## Task brief
Report each line of the records below that holds the word "menu".
── Data for review ──
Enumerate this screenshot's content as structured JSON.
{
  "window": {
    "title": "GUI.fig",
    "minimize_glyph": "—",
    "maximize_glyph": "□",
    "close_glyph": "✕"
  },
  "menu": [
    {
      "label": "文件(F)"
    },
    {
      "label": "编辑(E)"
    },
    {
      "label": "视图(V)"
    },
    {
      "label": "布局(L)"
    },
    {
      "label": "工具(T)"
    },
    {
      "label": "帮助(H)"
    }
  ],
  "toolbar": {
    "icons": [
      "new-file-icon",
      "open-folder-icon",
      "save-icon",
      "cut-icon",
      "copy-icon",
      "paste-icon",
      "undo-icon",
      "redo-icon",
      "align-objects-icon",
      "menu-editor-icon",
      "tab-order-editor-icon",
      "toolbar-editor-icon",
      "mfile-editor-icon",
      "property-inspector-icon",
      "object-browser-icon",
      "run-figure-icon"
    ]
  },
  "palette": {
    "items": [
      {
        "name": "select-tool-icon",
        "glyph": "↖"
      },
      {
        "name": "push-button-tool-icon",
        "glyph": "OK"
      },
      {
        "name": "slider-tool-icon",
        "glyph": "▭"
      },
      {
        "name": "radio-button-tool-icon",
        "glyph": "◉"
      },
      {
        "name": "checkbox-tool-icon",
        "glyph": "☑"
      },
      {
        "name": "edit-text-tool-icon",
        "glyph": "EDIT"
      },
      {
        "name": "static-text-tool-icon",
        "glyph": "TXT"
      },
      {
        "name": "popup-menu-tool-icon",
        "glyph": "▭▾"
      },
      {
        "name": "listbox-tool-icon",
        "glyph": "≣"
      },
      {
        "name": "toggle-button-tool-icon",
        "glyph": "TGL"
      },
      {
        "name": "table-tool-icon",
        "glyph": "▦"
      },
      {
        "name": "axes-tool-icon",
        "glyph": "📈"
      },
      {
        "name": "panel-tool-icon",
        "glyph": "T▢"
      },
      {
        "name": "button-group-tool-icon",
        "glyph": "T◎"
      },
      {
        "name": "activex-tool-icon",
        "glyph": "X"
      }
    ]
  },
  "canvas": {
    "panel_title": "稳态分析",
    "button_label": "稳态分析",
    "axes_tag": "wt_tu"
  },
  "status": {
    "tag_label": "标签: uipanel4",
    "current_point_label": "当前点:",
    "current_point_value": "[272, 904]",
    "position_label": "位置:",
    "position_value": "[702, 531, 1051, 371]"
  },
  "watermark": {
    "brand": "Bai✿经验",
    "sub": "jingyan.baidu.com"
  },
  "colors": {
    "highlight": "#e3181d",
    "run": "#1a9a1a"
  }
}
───
## Response box
  "menu": [
      "menu-editor-icon",
        "name": "popup-menu-tool-icon",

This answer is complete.